Movies or television series’ are not just about the actors, but about the visual aspect of what you are watching, especially when it comes to the science fiction and fantasy genre, which sometimes relies heavily on CGI and such.
In the world of film making many steps are taken to bring you that visual aspect and most times we don’t think about the hours, days and processes that go into the work.
A company in Venice Beach, CA called Lightcraft Technology, has created the perfect camera system to improve the production pipeline. Click here to read a little more about that.
Eliot Mack, the founder and system architect of Lightcraft Technology has for the past 8 years been helping filmmakers work in real time visual effects with the system he developed with Co-Founder Phil Mass called Previzion.
We asked Eliot some questions about his camera system and here are his answers:
BLAST: Why did you create this product? What was the thought process behind it?
ELIOT MACK: I started building Previzion out of frustration with both the traditional production process (sets, locations, etc.) and the traditional visual effects process (tracking, keying, rendering, compositing, etc.) I had learned enough VFX to complete about 2 shots with standard methods, but simply could not believe how hard it was to do basic things, like pulling a key well or matching a lens accurately. At that point, I understood the underlying math and could start building a system to handle the repetitious, boring tasks like lens matching and camera position tracking.

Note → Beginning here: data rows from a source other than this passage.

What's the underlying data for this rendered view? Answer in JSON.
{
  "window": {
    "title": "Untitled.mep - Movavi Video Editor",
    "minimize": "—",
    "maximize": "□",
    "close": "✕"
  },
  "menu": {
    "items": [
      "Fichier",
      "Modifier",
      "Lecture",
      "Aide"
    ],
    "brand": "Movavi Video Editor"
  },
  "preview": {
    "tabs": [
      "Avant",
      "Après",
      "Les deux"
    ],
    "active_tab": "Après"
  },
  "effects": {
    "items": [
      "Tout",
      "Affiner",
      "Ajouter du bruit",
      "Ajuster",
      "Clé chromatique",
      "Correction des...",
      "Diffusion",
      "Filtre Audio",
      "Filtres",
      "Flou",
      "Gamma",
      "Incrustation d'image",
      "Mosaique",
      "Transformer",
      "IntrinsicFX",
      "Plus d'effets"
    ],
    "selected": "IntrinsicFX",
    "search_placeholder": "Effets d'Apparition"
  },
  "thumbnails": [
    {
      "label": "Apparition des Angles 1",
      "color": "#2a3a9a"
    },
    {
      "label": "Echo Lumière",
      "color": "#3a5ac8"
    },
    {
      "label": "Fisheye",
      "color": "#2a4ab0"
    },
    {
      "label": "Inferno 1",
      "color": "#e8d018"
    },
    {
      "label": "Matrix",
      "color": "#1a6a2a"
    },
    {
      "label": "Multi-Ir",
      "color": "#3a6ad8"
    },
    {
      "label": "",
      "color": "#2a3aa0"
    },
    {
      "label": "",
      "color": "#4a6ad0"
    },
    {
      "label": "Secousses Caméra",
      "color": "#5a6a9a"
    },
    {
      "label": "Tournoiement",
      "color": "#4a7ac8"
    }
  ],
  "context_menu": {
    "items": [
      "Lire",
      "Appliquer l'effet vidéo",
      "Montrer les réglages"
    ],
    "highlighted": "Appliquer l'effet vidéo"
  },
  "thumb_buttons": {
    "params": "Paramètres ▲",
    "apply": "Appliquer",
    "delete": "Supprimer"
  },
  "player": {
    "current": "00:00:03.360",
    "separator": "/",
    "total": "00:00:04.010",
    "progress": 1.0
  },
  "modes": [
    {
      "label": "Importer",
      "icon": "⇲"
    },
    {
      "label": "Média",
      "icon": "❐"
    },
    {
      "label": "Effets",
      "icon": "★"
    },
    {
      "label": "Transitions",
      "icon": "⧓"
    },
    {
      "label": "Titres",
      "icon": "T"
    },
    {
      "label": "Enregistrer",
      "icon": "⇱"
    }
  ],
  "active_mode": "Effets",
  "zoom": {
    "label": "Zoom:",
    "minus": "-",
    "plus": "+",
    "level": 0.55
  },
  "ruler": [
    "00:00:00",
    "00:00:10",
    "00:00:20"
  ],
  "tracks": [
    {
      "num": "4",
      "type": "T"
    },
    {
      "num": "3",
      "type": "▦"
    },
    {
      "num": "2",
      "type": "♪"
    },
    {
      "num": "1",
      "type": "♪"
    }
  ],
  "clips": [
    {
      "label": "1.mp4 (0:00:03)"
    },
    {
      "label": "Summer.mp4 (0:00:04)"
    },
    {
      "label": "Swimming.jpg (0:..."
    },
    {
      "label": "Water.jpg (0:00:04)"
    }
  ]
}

BLAST: What movies/TV shows might the readers have seen this unique tech involved in?
EM: The productions with the widest viewing audience are probably “Alice in Wonderland,” the 2010 Tim Burton film, and “V,” the sci-fi television series.
BLAST: What future projects might this technology be used in?
EM: The two major areas we work in are feature film/high end episodic previsualization, and real time finishing, where the show is composited on the stage. We’re being used on complex stereoscopic motion pictures, to integrate stereo live action cameras and animated CG characters, as well as in telenovelas, where the production volume is high but the keying has to be very good. The underlying connection is our focus on high accuracy and image quality.
BLAST: Is this the only technology of its kind in the market today? And if no, how does your company differ from others?
EM: There are other types of real time keying systems that have been used for years in TV news, weather, and sports. Previzion is the only commercial real time system that is specifically designed for the demands of motion picture and television VFX production.
BLAST: How will Lightcraft Technology benefit movie making in the future?
EM: Previzion lets productions do much more creatively while saving money. Visual effects open up the storytelling palate, but the cost and complexity has limited their use. We’re already creating photorealistic sets that render in real time and fit on a thumb drive; painting a wall green and setting up some tracking targets is a lot less expensive than blocking off city streets or sending an entire production crew to some remote area.
BLAST: Where do you see your company in five years? In 10 years?
EM: We’re going to continue making the systems faster, more accurate, and easier to integrate into productions. Most people think of visual effects as limited to science fiction or summer blockbusters, but the rate of VFX speed and accuracy available in Previzion lets a wide range of productions use them.
BLAST: In regards to film school/students do you see your Lightcraft Technology being utilized in school as a teaching method?
EM: Very much so. In fact, we think that the technology could change the nature of student films. Our photogrammetry tools make it possible for a single person to go out with a DSLR and capture enough stills to create a photorealistic 3D background model. Students can expand the scope of their projects while they are learning to use the same on-set tools used on the largest VFX projects out there.
BLAST: For the average movie enthusiast who loves film, will they see a difference between traditional methods of creating film (actors filmed in front of a green screen) over your Lightcraft Technology?
EM: Previzion is in many ways similar to traditional VFX work. It uses the same blue and green screens and some of the same 3D modeling tools to create the backgrounds. The key difference is the speed – it’s a complete visual effects pipeline that happens to run in real time.